§ Problem statement: Line by line, repeat the material below exactly and skip the images.
* * *
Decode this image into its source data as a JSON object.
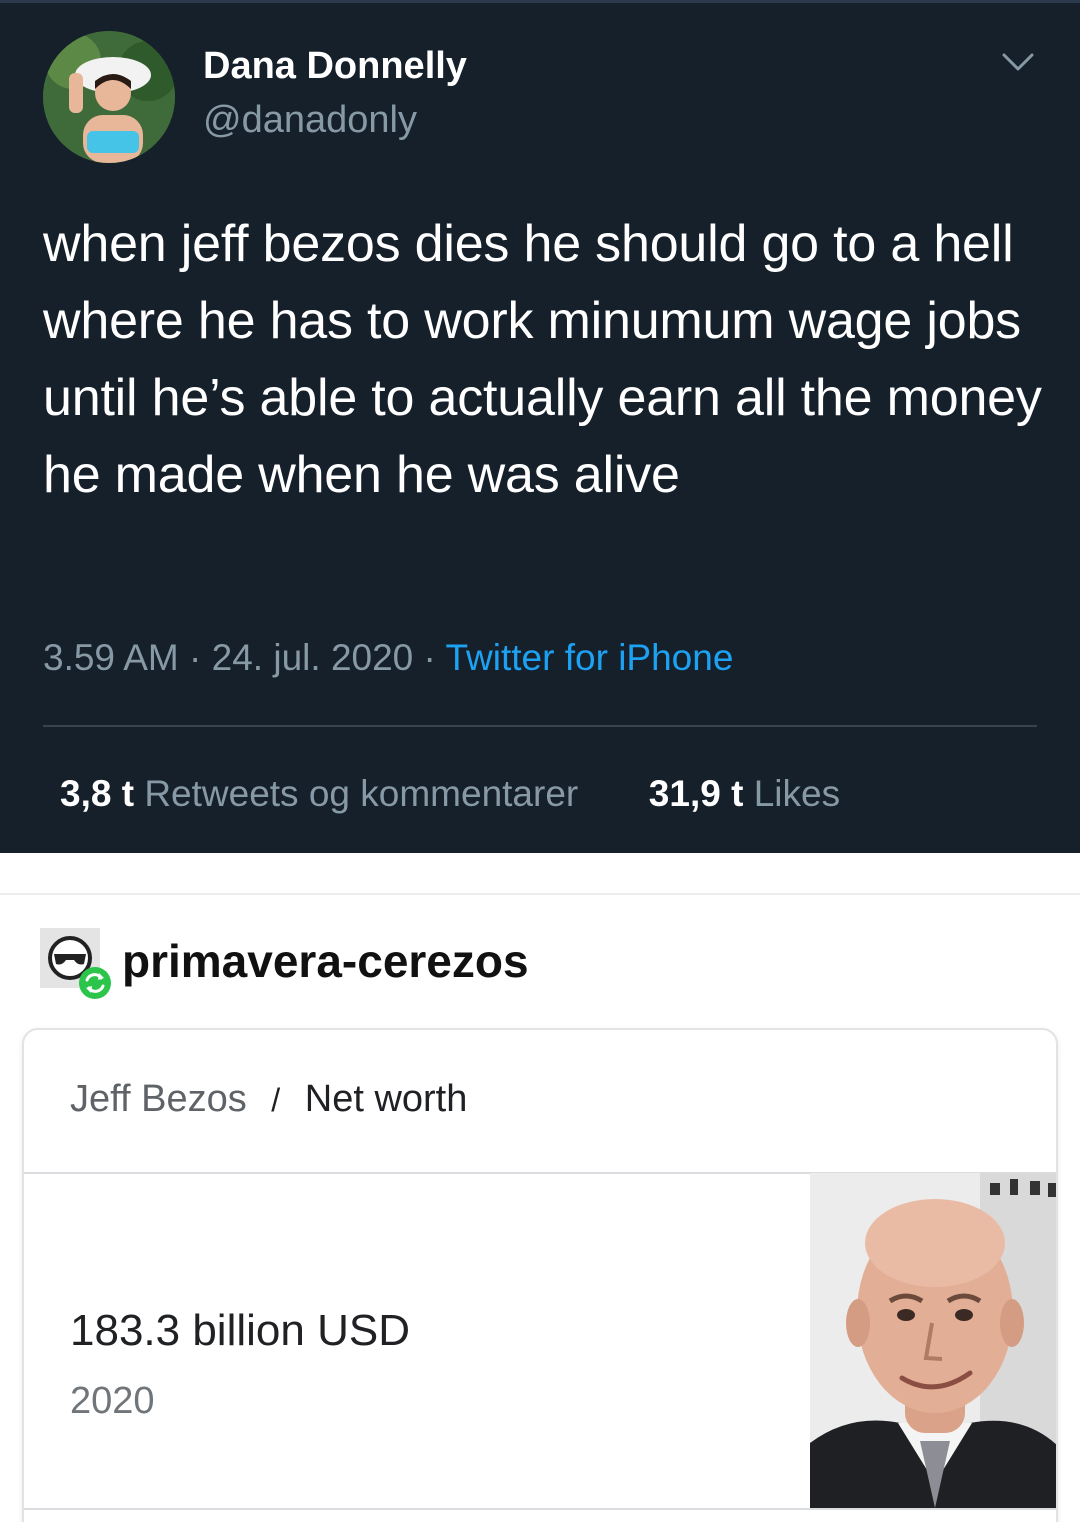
{
  "tweet": {
    "display_name": "Dana Donnelly",
    "handle": "@danadonly",
    "text": "when jeff bezos dies he should go to a hell where he has to work minumum wage jobs until he’s able to actually earn all the money he made when he was alive",
    "time": "3.59 AM",
    "date": "24. jul. 2020",
    "dot": "·",
    "source": "Twitter for iPhone",
    "retweets_count": "3,8 t",
    "retweets_label": "Retweets og kommentarer",
    "likes_count": "31,9 t",
    "likes_label": "Likes"
  },
  "reblog": {
    "blog_name": "primavera-cerezos"
  },
  "card": {
    "breadcrumb_parent": "Jeff Bezos",
    "breadcrumb_sep": "/",
    "breadcrumb_current": "Net worth",
    "value": "183.3 billion USD",
    "year": "2020"
  },
  "icons": {
    "menu": "chevron-down-icon",
    "blog_avatar": "sunglasses-face-icon",
    "reblog_badge": "reblog-icon"
  },
  "colors": {
    "tweet_bg": "#15202b",
    "muted": "#8899a6",
    "link": "#1da1f2",
    "reblog_green": "#2ac54a"
  }
}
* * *
§ The answer:
Decode this image into its source data as a JSON object.
{
  "tweet": {
    "display_name": "Dana Donnelly",
    "handle": "@danadonly",
    "text": "when jeff bezos dies he should go to a hell where he has to work minumum wage jobs until he’s able to actually earn all the money he made when he was alive",
    "time": "3.59 AM",
    "date": "24. jul. 2020",
    "dot": "·",
    "source": "Twitter for iPhone",
    "retweets_count": "3,8 t",
    "retweets_label": "Retweets og kommentarer",
    "likes_count": "31,9 t",
    "likes_label": "Likes"
  },
  "reblog": {
    "blog_name": "primavera-cerezos"
  },
  "card": {
    "breadcrumb_parent": "Jeff Bezos",
    "breadcrumb_sep": "/",
    "breadcrumb_current": "Net worth",
    "value": "183.3 billion USD",
    "year": "2020"
  },
  "icons": {
    "menu": "chevron-down-icon",
    "blog_avatar": "sunglasses-face-icon",
    "reblog_badge": "reblog-icon"
  },
  "colors": {
    "tweet_bg": "#15202b",
    "muted": "#8899a6",
    "link": "#1da1f2",
    "reblog_green": "#2ac54a"
  }
}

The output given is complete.